I would suggest that you consider your workday first. Many parents are still trying to work full time from home. If you are trying to home educate as well, that is a huge challenge, and not a situation most home educators have to deal with. Schoolwork can be fitted around your routine. If your only completely free time is in the evenings, then just do an hour then with your child, of reading, a little writing and some age-appropriate maths. They are very unlikely to fall behind if these basics are covered. They will also have matured, learnt life skills and had less pressure from tests, you may find lockdown has in some ways benefited your child.
Home educated children are often very successful at university because they have learnt self-led learning from the beginning. Schools are brilliant at teaching, but the thrust of home education is to encourage independent learning and a child who is fascinated by the world around them. With this encouragement, we can go forward helping mixed age groups to learn side by side. It looks different to school and that is as it should be. It is about making your environment stimulating as much as it is about providing book work.
If your child has work set (which many schools are already providing), then you can encourage them to work through this as independently as possible and come to you with any difficulties. Schools will not generally be requiring children to learn new concepts during lockdown, but rather to revise what they have done this year. So, your child may well be able to be self-led. Maybe organise a fun activity for afterwards to help speed them along.

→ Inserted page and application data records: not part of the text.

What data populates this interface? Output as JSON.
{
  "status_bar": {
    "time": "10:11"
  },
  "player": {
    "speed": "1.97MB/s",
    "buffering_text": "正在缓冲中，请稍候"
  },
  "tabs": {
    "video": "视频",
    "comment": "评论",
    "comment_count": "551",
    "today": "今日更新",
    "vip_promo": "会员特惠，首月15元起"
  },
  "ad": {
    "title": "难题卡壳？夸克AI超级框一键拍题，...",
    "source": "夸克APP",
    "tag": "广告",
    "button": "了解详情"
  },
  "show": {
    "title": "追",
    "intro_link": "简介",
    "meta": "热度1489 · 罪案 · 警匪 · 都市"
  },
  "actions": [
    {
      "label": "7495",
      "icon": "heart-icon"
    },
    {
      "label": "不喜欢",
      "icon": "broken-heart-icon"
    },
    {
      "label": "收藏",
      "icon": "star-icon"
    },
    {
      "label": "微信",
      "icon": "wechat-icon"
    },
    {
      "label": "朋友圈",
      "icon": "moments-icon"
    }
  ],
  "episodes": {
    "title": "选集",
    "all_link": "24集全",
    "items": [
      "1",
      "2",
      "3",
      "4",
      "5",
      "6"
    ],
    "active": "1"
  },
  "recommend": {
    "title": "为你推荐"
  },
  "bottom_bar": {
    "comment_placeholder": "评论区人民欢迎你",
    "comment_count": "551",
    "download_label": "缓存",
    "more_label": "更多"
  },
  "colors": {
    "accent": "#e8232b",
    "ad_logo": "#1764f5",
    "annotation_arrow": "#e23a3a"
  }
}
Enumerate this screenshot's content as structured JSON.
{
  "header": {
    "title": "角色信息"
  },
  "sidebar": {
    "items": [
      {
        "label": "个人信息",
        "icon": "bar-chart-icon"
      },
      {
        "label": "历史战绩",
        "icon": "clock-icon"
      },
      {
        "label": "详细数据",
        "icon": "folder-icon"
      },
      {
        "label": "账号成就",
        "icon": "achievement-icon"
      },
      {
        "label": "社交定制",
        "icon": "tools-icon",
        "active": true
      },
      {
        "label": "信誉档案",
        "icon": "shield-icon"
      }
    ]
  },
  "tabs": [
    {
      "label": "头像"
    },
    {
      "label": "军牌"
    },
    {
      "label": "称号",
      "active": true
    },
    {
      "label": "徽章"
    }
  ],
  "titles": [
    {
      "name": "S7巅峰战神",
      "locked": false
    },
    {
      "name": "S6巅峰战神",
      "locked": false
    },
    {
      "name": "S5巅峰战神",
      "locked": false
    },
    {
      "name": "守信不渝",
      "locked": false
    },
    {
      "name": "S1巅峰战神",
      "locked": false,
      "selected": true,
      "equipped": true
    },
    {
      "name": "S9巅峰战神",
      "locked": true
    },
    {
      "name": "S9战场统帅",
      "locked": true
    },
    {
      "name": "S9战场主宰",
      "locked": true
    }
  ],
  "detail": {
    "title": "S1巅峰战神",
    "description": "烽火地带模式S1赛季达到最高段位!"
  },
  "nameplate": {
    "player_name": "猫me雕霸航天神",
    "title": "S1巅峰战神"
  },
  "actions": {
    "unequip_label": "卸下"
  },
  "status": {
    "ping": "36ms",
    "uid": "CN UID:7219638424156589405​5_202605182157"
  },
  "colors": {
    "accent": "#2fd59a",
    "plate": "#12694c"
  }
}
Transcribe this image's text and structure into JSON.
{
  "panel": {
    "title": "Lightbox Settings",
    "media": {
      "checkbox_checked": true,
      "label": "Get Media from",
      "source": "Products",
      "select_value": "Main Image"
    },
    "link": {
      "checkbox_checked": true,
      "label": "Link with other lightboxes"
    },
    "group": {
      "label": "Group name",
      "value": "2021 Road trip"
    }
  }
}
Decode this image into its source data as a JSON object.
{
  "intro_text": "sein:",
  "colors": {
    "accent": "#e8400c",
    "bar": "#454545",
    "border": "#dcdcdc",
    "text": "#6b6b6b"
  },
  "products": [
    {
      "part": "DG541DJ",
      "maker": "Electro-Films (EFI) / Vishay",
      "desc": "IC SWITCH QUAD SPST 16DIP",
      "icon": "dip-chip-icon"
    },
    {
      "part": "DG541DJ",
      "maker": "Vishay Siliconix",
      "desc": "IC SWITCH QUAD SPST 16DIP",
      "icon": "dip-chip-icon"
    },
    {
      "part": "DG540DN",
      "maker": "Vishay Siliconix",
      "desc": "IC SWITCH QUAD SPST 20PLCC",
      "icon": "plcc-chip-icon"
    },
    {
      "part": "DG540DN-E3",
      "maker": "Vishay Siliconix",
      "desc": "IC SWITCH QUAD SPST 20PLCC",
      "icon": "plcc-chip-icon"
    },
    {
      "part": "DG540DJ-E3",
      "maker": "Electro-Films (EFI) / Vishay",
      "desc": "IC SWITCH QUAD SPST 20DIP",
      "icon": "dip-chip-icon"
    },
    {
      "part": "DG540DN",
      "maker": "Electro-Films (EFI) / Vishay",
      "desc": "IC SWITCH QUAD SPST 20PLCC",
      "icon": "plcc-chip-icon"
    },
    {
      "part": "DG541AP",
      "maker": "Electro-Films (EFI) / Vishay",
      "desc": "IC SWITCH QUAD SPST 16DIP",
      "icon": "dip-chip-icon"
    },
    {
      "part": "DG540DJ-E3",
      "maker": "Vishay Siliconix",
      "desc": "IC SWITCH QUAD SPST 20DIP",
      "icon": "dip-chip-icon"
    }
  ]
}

This is the ideal of course, but children are not robots and sometimes they throw us a curve ball and we must roll with it. When times are tough and emotions run high, I try to remember relationship first, academics second. At the end of this lockdown we all still want to get along with our children more than we need them to know their times tables. Maybe teach things in a more surreptitious way, by sneaking fractions into cake eating and telling the time into when they are allowed screen time. On that point, I limit screen time each day to about an hour, but, in this current situation, that shouldn’t include talking to friends over video on the computer.
Children, like adults, need to socialise. Normally, as home educators, we would go to groups and meet up with other home educated children or join in with evening clubs. Like everyone else at the moment, my children are not socialising with anyone outside their family, and this can bring its own challenges. Thankfully there are many wonderful ways technology can help us to stay connected. Live video enables our children not just to see their friends but to play games together, cook recipes at the same time from different houses or even learn sign language, the possibilities are endless.
This may be a time when children are struggling with their feelings, but we can help them to feel empowered, by helping them to serve those who are in different situations to themselves, by taking food to the food bank, taking some food to a neighbour, writing letters to care home residents or sending photos of pictures to hospitals, for their walls.